With the ideas42 Seminar Series, we invite leading scholars to share their insights and what inspires their exploration into human behavior.
We were pleased to welcome Stefano DellaVigna, the Daniel Koshland, Sr. Distinguished Professor of Economics and Professor of Business Administration at the University of California, Berkeley. His recent paper, RCTs to Scale: Comprehensive Evidence from Two Nudge Units, compares behavioral science interventions in research studies versus field experiments. After giving a talk to the ideas42 team, Stefano was kind enough to share some of his thoughts on behavioral science:
What do you think researchers (or implementing organizations) need to do differently to incorporate behavioral science into programs and products more effectively?
One point suggested by our analysis is not about the exact design of the intervention, but making sure that the intervention is well powered statistically. Our results suggests that one should aim for a statistical power of 1.5 percentage point effects; in practice, many interventions are run with lower statistical power, which increases the chance that findings would not be replicable. This may mean running fewer treatment arms, or working hard to get a larger population.

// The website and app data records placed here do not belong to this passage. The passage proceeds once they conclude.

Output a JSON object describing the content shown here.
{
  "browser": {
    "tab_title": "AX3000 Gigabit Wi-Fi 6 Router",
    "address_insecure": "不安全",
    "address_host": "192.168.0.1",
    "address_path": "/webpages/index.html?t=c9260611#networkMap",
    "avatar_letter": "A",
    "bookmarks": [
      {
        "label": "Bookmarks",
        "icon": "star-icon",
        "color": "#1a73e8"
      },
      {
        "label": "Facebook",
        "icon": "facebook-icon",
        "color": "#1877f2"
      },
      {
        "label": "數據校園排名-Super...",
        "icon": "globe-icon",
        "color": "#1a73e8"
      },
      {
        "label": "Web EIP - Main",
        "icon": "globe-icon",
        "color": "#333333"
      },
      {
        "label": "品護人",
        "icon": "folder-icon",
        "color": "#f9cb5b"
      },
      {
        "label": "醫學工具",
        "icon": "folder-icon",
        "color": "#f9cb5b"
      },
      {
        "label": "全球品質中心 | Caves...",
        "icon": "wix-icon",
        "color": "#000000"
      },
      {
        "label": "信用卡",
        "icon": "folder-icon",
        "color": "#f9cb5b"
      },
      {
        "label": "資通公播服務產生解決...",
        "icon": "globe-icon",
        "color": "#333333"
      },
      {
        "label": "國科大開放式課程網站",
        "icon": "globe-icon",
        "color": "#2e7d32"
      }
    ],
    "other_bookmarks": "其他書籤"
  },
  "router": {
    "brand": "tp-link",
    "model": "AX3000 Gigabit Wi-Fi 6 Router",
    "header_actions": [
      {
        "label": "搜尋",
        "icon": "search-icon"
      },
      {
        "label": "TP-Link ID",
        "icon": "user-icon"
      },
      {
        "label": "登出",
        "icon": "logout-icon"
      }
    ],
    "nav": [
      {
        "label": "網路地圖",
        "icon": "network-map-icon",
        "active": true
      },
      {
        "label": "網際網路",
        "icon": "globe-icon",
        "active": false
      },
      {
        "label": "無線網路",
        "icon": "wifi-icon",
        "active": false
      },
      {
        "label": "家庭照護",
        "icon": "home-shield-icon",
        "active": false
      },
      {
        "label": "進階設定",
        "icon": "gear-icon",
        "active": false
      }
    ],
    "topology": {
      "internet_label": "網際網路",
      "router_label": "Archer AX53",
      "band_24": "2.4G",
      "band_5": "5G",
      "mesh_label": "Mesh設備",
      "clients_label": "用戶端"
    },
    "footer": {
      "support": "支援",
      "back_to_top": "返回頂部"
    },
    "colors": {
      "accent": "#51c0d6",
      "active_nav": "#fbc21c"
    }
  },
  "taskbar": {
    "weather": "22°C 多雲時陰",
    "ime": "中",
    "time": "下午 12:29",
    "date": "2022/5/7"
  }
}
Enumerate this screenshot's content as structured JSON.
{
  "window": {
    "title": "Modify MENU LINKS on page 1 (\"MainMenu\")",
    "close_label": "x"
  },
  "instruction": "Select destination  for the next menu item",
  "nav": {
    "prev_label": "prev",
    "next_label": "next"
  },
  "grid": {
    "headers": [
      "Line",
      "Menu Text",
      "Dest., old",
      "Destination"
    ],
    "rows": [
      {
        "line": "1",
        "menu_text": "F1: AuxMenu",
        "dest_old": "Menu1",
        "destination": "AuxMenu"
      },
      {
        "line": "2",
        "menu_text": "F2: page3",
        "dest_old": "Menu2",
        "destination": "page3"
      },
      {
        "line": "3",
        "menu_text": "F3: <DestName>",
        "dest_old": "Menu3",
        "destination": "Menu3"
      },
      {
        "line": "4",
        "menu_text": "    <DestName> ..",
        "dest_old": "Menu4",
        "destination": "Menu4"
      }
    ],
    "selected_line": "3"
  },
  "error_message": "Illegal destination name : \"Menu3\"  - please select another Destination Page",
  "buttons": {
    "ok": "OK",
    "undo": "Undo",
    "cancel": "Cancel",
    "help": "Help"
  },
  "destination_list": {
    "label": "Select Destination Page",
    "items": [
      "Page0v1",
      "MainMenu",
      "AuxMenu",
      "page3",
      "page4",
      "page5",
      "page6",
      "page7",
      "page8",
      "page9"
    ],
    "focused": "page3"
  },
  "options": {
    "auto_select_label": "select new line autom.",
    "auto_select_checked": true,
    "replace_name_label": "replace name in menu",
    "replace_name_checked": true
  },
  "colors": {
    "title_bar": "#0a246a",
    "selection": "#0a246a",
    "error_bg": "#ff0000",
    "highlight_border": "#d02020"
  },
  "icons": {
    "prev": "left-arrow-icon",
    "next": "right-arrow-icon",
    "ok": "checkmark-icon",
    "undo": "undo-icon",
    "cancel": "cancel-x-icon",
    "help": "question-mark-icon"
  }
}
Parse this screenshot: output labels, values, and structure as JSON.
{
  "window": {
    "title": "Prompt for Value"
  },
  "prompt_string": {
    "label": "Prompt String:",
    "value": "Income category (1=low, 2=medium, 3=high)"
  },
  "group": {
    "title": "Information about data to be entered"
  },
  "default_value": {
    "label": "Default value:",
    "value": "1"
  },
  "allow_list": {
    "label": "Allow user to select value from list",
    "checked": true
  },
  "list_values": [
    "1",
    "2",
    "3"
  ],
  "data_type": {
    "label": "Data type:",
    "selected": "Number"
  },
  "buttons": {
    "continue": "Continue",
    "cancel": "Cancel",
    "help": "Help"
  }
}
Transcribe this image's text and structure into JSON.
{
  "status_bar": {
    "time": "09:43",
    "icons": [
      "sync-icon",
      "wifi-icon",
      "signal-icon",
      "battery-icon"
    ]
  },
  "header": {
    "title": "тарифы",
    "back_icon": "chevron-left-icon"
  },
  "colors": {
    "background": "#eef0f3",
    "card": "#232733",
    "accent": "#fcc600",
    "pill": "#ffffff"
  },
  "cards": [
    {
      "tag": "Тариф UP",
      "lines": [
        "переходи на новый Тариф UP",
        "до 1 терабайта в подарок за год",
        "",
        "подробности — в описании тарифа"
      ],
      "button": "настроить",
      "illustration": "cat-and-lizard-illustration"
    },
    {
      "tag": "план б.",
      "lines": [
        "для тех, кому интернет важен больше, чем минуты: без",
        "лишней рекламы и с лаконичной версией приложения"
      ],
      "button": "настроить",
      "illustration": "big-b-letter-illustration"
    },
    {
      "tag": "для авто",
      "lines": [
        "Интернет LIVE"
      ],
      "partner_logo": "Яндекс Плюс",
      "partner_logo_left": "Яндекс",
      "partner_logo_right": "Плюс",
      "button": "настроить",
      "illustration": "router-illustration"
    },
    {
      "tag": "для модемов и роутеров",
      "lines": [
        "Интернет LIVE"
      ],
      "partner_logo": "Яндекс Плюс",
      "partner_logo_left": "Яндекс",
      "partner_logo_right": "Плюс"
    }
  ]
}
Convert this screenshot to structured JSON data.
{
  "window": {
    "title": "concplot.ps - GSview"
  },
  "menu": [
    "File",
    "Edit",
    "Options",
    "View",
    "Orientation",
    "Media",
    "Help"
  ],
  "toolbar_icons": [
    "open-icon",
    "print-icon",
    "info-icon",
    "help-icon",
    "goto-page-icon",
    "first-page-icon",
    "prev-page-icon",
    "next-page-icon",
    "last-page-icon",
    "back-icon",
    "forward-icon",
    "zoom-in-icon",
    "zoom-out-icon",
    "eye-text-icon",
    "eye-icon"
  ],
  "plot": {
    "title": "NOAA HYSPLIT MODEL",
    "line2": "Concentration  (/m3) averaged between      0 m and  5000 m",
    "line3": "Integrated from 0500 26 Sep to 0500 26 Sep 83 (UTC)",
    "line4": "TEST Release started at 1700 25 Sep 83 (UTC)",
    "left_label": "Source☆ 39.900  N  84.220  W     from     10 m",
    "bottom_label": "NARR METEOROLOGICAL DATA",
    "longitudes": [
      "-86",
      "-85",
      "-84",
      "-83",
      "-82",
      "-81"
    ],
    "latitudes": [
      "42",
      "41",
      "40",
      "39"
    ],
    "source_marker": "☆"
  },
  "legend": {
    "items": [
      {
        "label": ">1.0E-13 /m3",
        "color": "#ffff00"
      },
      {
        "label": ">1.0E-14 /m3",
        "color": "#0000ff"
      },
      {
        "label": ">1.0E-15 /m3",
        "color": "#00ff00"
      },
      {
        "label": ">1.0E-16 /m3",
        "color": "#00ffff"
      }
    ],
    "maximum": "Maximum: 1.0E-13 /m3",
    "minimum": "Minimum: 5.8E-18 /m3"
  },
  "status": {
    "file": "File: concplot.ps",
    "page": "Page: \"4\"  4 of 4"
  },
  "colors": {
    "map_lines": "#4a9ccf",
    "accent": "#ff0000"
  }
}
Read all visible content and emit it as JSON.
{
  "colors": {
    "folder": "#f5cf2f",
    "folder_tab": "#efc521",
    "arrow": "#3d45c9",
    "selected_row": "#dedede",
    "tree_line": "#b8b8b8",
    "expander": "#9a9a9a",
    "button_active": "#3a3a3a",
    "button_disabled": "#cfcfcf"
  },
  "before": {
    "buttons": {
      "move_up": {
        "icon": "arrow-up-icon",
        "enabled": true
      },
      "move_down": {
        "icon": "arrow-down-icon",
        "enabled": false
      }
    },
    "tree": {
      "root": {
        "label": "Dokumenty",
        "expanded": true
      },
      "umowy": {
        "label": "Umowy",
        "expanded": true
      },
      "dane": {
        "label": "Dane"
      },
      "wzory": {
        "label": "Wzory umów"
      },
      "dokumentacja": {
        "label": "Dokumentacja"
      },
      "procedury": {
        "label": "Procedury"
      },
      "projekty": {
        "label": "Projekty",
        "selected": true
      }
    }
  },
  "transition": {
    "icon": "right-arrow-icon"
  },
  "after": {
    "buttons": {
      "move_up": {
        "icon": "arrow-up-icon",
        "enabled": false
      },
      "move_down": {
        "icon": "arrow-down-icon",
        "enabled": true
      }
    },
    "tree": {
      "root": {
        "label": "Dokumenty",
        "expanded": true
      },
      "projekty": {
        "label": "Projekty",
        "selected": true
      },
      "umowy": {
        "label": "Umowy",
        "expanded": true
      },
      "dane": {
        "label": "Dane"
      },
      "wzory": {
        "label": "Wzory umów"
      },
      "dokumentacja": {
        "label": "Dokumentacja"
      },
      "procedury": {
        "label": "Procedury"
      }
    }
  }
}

In your view, how could we encourage researchers to share null or negative results?
A very important point. I think that journals should be open to precisely estimated null effects, but it is a path to get to that. I have two suggestions. One, it may be easier to publish null results as a bundle of interventions, some of which may be null, others maybe not. For example, Angela Duckworth and Katy Milkman have a great project on mega-studies that effectively does this, bundles a number of interventions, even by different authors in one setting and in one paper.
My second thought on this is very close to my heart — with Eva Vivalt we are launching a platform for people to get expert forecasts about the result of their interventions. In many cases, comparing to the average prediction of experts makes the finding not a null, but the rejection of the mean expert forecasts.
The United States recently expanded unemployment insurance dramatically. What can behavioral economics tell us about how to design unemployment insurance?
There are many dimensions to this, but I would keep in mind that we probably do not want a drastic drop-off of UI benefit level once the support legislated by Congress ends. That is a dimension to keep in mind. A good place to start is understanding how people actually approach job searches, which is actually different than standard models suggest.